Richard Rogers beats Norman Foster and UNStudio for Taoyuan International Airport terminal commission

Rogers Stirk Harbour + Partners have fought off fellow British architecture practice Foster + Partners and Amsterdam-based UNStudio to design the Terminal 3 building at Taoyuan International, Taiwan's largest airport. The firm won by a unanimous decision, AN has learned. In 2014, the airport was the world's 11th busiest passenger airport. The 158-acre airport terminus will see 45 million passengers pass through every year and will be situated adjacent to the China Airlines Headquarters and share some services with neighboring Terminal 2. The building is due to be complete by 2020. Rogers' firm worked with local practice Fei & Cheng Associates and Arup engineers. UNStudio, run by Ben van Berkel, also took the approach of appointing a local firm for the project in working with Bio-Architecture Formosana and April Yang Design Studio. Foster, on the other hand, chose to work individually. Taoyuan International Airport is based 24 miles outside Taipei, the capital of Taiwan and was once known as Chiang Kai-shek International. The winner was selected from a jury comprised Michael Speaks, dean of Syracuse University's school of architecture; Marcos Cruz, director of the Bartlett School of Architecture; and Kwang-Yu King, curator of the 2012 Hong Kong & Shenzhen Biennale.  

Taipei is 2016’s World Design Capital

taipei The International Council of Societies of Industrial Design has designated Taipei as the 2016 World Design Capital. The Taiwanese capital's campaign, "Adaptive City—Design in Motion", highlighted the extensive growth in public transportation, medical systems and cultural infrastructure that has reshaped the city over the past 5 decades. In the wake of its selection Taipei will work closely with the ICSID to implement the program it has planned for 2016. It follows Torino, Seoul, Helsinki, and Capetown as recipients of the biennial award. (Photo: Francisco Diez/Flickr)

Reiser + Umemoto Break Ground on Taipei Pop Music Center

Internationally recognized Reiser + Umemoto (RUR Architecture) has announced the groundbreaking of the 675,000-square-foot Taipei Pop Music Center (TPMC) at its new site in Taiwan, which took place on Wednesday.

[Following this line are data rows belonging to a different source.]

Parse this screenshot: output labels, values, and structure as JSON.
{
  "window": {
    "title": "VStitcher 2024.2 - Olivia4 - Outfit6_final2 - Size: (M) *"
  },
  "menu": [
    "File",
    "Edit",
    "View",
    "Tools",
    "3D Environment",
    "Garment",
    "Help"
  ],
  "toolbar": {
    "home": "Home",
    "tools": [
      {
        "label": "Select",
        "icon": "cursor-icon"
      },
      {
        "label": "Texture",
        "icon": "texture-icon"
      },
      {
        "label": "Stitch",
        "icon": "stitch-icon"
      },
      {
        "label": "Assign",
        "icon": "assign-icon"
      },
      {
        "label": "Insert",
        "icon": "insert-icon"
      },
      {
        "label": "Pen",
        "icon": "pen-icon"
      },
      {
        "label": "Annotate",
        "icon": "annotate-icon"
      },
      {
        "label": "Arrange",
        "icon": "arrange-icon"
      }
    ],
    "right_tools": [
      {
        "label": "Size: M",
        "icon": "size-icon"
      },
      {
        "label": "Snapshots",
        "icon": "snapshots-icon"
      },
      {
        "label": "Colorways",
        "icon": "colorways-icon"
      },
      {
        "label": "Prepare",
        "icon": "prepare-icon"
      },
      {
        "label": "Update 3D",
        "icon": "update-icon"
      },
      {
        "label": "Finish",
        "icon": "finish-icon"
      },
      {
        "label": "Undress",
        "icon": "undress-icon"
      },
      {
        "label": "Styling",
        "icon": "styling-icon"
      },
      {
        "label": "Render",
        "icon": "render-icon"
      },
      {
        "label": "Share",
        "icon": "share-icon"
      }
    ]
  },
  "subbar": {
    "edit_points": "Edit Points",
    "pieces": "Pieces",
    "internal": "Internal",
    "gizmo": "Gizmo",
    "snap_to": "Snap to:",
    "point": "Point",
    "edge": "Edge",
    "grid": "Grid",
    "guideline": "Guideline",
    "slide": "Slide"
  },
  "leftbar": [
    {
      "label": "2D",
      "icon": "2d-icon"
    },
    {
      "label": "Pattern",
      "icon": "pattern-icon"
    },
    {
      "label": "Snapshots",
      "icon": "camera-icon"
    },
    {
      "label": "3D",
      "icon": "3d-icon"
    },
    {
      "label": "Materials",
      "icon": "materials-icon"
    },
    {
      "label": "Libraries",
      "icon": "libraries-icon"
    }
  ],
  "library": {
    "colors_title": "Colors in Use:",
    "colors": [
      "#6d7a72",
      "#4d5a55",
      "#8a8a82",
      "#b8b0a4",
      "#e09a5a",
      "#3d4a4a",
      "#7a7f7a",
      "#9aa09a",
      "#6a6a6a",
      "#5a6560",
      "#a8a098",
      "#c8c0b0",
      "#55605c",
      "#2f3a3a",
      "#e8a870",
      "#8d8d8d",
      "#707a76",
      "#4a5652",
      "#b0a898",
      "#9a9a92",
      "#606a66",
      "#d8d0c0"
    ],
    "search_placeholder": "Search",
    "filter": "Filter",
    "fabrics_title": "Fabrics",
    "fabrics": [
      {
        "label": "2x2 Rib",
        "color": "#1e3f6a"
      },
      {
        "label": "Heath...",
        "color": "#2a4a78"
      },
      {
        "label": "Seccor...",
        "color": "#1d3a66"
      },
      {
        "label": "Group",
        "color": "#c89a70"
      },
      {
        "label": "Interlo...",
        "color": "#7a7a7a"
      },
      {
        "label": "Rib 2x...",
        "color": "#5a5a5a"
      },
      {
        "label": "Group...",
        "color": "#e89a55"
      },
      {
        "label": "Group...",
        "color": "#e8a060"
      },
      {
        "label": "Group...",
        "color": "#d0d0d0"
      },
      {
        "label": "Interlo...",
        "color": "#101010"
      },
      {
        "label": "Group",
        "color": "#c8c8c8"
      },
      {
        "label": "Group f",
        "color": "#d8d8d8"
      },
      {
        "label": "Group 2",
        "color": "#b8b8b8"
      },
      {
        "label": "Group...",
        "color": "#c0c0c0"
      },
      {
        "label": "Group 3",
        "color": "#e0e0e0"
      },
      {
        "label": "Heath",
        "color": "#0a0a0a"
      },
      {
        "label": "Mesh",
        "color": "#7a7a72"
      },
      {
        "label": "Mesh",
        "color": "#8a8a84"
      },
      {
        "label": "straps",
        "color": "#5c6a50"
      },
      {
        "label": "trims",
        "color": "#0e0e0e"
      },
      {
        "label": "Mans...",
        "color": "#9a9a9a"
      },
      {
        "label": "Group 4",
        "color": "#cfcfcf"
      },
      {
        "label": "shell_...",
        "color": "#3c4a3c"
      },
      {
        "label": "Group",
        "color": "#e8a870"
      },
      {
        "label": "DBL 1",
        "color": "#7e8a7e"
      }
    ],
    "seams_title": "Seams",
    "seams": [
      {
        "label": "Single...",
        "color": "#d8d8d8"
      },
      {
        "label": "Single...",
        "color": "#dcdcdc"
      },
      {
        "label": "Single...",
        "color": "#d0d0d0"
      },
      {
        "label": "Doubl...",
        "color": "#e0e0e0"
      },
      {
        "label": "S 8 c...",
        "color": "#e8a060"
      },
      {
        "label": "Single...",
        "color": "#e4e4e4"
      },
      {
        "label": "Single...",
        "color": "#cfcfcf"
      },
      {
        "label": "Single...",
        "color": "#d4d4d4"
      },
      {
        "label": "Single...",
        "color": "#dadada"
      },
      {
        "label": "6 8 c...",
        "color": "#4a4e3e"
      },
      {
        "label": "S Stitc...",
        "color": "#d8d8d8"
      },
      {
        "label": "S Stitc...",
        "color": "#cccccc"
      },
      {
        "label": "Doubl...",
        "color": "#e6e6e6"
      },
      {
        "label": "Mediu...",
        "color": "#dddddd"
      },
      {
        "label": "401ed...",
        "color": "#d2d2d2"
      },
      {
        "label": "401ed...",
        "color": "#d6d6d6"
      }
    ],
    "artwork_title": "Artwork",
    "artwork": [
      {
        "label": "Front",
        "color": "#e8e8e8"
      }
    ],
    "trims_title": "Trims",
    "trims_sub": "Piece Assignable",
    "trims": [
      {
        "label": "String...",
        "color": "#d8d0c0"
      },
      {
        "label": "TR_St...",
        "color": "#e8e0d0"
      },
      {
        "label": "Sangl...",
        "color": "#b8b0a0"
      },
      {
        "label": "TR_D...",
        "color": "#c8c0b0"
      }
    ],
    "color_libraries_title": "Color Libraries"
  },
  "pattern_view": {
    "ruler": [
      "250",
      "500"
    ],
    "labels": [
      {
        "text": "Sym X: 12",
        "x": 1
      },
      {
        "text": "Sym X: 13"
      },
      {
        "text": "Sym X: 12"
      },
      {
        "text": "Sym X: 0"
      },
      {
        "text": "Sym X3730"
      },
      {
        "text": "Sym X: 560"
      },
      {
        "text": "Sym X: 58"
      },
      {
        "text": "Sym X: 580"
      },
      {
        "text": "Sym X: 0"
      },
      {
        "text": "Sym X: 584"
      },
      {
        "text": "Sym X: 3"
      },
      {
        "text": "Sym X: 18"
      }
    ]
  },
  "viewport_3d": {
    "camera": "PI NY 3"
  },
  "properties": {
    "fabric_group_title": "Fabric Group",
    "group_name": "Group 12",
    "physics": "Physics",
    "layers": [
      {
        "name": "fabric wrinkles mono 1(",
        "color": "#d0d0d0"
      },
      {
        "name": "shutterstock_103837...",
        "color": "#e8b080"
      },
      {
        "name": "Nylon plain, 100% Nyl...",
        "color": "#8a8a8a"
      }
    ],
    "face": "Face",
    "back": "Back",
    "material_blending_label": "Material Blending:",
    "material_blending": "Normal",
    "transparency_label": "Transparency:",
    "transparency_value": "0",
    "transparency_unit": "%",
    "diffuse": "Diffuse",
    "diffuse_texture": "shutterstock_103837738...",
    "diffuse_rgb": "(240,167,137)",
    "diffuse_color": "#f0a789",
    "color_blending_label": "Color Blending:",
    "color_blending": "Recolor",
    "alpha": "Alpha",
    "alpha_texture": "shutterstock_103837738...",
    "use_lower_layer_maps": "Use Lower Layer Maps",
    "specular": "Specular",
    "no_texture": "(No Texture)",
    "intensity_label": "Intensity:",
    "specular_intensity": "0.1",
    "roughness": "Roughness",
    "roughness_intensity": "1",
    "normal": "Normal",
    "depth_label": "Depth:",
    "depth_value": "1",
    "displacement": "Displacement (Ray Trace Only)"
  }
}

The urban complex confronts the confines of conventional performance spaces, consisting of various multifunctional spaces within a cohesive, vibrant venue that represents evolving pop culture. RUR Architecture, along with Fei & Cheng Associates, received first prize at the Taipei Pop Music Center Competition in 2010 for the versatile design. TPMC operates as a global center for the music industry, and the new center connects theater to public space and commerce. Functioning as a hub dedicated to the celebration, production, and reception of pop music in Taiwan and East Asia, the center is expected to become a powerful symbol of the area's international pop music industry. The project makes gestures to integrate itself into the surrounding city and attempts to respect the framework of Taipei street life, but the structure maintains a distinctive architectural identity beyond the existing city. An elevated public overpass will link complex over a major road. The facility will contain three monumental venues: the Main Hall, Hall of Fame, and Industry Shell. The Main Hall, the largest of the venues, will have a seating capacity of 5,000, another outdoor space cal accommodate 3,000 people and a cubic volume will house the Hall of Fame. The project is expected to be complete in 2015.